Plastic household containers are usually marked with a number that indicates the type of plastic they’re made of. Consumers can then use this information to determine whether or not certain plastic types are collected for recycling in their area. It’s important to remember that these codes were not developed to communicate recyclability, but rather to communicate the unique properties of the different types of plastic. To be sure of a jug or bottle’s recyclability in your area, jump to the recycling locator.
Does the shape of a jug or bottle effects its recyclability?
Yes and no. The number one thing that affects recycling plastics is their resin code, since each resin of plastic melts at different temperatures. So plastics are often bundled by resin before melted down. Looking at the shape, which tells recyclers the molding process by which that product was made, is often the best indicator of its resin, and in turn its compatibility with other plastics during the recycling process. This means that many recycling programs will tell you what shape of plastic they accept vs. what types of resins they accept. Some shapes that are often used to describe plastics include wide-mouth, ridged and clamshell.
Do I need to rinse plastic jugs and bottles before recycling?
Getting your plastics prep before putting in the bin is a good idea. Through labels are also generally okay and it is often not required for most containers to be washed, it is a better storing, collecting and processes cleaner plastics. Also, while it has always been recommended to remove bottle caps, most programs have evolved past this need and it is actually better to keep the cap on (unless specifically noted otherwise in your curbside program). Make sure to not throw the cap in separately as it may get lost in the transportation process and become litter. In addition to bottles and jugs, a growing number of communities are collecting and recycling plastic tubs, trays and lids. But keep in mind that mixing the wrong types of materials can lower the quality of the recycled material. So make sure you understand what types of containers your program accepts.
Are plastic jugs and bottles reusable?
Yes. As with any type of reuse, you want to make sure the material is right for the job. Check out “Reuse It Safely: Food Packaging”, “10 Reuse Ideas for Takeout Waste” and “8 Ways & Whys to Reuse Plastic” to learn more.
Are plastic jugs and bottles dishwasher/microwave safe?

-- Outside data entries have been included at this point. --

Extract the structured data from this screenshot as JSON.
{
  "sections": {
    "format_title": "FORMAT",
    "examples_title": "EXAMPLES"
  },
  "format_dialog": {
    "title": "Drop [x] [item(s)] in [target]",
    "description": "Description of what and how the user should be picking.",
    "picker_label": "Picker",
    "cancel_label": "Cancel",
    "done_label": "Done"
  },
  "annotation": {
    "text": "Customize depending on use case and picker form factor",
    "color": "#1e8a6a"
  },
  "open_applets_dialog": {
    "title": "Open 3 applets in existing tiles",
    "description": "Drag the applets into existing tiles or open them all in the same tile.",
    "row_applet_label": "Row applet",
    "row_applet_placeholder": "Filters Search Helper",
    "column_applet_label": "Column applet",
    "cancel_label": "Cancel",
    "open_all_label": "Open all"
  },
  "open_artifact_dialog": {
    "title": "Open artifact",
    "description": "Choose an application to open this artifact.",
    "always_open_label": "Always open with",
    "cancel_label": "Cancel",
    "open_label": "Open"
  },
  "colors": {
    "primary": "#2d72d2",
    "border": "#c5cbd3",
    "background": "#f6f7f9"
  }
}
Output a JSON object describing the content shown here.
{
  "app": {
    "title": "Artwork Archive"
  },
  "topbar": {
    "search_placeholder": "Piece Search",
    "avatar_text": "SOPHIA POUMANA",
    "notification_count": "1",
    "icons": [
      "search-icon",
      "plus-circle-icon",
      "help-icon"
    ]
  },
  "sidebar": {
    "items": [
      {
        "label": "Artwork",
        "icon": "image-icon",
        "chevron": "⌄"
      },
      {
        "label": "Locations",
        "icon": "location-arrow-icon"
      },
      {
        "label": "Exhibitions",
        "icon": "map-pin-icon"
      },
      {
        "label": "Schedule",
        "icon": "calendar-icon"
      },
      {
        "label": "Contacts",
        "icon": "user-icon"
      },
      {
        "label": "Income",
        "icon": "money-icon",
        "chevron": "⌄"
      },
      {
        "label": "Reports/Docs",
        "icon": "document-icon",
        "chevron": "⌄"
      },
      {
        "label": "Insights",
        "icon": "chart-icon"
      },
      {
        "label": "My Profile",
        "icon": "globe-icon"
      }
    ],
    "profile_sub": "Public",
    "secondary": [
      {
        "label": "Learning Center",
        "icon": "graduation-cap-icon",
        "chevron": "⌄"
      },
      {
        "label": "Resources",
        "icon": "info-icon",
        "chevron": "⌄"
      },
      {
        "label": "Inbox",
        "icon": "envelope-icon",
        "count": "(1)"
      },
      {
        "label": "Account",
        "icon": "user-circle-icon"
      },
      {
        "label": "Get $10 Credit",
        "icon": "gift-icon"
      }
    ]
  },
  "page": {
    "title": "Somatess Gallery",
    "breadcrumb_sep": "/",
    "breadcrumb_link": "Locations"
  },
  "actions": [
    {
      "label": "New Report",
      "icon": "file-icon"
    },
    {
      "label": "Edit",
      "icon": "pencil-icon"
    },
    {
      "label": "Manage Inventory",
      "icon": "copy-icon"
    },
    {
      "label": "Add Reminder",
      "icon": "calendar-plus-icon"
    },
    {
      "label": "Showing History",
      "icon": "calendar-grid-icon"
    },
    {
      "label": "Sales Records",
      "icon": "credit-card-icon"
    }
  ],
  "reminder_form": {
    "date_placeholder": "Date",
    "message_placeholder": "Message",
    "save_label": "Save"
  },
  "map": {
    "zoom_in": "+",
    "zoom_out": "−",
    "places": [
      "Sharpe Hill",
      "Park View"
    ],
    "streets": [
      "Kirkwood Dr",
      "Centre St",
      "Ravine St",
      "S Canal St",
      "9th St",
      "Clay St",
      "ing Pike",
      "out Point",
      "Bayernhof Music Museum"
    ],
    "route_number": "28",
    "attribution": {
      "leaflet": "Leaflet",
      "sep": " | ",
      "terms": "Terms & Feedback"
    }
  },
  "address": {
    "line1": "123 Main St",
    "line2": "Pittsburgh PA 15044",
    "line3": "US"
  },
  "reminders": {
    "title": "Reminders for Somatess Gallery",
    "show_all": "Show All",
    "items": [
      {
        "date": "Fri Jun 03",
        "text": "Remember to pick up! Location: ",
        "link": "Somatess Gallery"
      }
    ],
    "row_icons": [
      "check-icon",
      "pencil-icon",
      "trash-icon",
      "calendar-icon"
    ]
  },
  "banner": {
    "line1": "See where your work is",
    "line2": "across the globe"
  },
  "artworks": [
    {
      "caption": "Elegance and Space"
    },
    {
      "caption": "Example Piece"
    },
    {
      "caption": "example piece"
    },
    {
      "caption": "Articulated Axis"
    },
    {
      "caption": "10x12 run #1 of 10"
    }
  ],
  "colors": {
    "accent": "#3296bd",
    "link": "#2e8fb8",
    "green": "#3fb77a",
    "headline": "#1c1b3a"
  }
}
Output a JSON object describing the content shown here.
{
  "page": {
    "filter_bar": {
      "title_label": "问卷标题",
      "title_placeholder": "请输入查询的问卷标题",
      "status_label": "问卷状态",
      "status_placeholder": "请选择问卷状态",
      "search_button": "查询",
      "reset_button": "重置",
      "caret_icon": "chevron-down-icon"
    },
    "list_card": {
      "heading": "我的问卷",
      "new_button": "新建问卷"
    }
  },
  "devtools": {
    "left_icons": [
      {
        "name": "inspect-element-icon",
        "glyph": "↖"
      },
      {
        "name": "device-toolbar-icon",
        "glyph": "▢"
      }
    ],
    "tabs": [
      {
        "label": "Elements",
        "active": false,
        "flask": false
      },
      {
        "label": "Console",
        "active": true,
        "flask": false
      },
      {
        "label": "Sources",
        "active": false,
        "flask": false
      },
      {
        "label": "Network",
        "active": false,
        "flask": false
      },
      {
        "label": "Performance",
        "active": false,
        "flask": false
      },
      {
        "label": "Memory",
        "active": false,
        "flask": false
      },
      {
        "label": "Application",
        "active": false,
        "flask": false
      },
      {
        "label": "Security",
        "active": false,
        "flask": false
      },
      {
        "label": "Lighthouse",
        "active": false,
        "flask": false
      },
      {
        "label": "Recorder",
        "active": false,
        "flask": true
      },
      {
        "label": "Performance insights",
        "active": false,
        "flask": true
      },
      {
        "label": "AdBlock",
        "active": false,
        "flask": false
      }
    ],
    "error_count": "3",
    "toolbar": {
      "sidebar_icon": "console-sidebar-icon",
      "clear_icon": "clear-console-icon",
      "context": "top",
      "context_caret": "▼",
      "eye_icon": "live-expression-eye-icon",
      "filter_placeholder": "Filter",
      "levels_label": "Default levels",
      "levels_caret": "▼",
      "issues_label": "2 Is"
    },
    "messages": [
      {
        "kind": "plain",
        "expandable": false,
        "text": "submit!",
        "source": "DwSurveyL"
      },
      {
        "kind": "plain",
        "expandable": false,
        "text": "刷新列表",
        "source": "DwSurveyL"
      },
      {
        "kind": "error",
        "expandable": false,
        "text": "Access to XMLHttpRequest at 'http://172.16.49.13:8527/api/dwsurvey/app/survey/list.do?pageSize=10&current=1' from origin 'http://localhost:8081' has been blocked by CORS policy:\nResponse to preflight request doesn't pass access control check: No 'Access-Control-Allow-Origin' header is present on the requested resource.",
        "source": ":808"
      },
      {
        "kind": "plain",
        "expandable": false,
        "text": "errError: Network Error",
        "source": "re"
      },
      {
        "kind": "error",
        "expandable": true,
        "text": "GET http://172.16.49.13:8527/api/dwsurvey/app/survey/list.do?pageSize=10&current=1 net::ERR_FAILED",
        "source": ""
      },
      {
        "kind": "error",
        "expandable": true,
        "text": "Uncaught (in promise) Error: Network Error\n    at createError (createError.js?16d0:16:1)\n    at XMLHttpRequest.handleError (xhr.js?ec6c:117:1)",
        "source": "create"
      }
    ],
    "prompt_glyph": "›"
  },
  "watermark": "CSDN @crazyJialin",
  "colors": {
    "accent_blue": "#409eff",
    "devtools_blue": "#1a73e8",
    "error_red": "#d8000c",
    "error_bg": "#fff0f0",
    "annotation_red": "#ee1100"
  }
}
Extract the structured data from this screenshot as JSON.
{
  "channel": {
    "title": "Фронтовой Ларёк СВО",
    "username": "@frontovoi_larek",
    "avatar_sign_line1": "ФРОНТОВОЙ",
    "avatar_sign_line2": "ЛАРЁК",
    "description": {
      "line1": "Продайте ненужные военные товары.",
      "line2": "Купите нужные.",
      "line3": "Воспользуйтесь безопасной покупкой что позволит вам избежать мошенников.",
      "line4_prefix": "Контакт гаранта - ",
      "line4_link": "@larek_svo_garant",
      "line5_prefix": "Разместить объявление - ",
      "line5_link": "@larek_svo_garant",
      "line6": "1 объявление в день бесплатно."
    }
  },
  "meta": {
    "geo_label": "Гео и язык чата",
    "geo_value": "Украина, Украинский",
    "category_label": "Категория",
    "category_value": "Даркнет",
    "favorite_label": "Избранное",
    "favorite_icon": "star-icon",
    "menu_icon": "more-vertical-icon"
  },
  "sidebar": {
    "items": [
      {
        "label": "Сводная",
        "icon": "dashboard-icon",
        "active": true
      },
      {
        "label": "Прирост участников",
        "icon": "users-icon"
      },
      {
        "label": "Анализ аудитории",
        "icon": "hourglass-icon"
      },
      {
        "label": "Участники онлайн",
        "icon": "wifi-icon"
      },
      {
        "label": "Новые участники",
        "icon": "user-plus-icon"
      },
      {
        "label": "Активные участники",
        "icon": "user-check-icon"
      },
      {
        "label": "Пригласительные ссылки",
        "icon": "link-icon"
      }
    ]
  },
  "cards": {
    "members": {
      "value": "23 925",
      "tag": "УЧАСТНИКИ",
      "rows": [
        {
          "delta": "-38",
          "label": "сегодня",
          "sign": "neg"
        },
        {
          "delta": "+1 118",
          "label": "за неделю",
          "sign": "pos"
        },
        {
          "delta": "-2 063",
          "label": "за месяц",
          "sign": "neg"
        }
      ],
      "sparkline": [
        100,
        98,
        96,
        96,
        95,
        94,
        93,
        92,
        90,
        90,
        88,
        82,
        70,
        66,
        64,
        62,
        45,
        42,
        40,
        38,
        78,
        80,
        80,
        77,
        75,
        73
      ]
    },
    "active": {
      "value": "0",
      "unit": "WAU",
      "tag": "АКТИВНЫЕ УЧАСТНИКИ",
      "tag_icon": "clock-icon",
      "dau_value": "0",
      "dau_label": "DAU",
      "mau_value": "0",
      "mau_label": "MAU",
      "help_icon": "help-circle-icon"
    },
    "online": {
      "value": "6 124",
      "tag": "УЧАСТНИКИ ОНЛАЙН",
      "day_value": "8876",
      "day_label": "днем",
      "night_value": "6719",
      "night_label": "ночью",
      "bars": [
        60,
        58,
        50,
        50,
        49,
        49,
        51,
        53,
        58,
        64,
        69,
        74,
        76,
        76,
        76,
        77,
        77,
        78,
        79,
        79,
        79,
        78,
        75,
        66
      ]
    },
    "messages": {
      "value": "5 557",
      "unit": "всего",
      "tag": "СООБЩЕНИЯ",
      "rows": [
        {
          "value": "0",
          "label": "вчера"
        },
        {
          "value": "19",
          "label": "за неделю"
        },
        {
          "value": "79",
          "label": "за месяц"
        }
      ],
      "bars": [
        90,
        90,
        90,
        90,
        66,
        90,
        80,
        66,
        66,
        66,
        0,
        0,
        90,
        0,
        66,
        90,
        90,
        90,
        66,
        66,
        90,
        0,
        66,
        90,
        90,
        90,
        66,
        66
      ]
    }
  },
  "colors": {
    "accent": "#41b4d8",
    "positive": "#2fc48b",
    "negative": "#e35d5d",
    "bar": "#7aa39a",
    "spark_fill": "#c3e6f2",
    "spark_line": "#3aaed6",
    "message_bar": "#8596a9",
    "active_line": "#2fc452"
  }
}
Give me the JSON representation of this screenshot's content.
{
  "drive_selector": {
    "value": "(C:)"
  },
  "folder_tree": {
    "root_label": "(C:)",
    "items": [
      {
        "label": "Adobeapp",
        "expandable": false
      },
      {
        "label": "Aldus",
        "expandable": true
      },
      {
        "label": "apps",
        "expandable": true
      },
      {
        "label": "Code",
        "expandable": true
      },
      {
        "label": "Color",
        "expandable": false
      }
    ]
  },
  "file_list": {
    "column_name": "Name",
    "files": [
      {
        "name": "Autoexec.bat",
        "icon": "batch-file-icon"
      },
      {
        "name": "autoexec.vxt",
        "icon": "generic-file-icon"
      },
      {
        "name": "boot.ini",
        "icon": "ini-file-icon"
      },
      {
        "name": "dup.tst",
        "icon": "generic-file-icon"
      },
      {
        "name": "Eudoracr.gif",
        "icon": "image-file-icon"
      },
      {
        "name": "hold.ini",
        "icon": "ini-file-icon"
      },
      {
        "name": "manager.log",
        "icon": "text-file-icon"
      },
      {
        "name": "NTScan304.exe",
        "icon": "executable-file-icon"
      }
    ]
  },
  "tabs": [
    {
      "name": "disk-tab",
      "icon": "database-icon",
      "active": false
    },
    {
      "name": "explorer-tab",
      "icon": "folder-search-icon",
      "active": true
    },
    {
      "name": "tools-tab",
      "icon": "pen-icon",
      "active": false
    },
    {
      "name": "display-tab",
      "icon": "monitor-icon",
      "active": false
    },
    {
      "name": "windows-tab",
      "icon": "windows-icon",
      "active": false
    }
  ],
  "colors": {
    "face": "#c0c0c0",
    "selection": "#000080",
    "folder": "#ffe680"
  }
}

It depends. According to WiseGeek.com. if it is not labeled “microwave safe,” don’t microwave it. Good rule of thumb: don’t reheat single-use plastics more than once, if it all. Again, WiseGeek.com stats that single use plastics “are designed and approved for one use only and further usage may cause unsafe leaching into food.”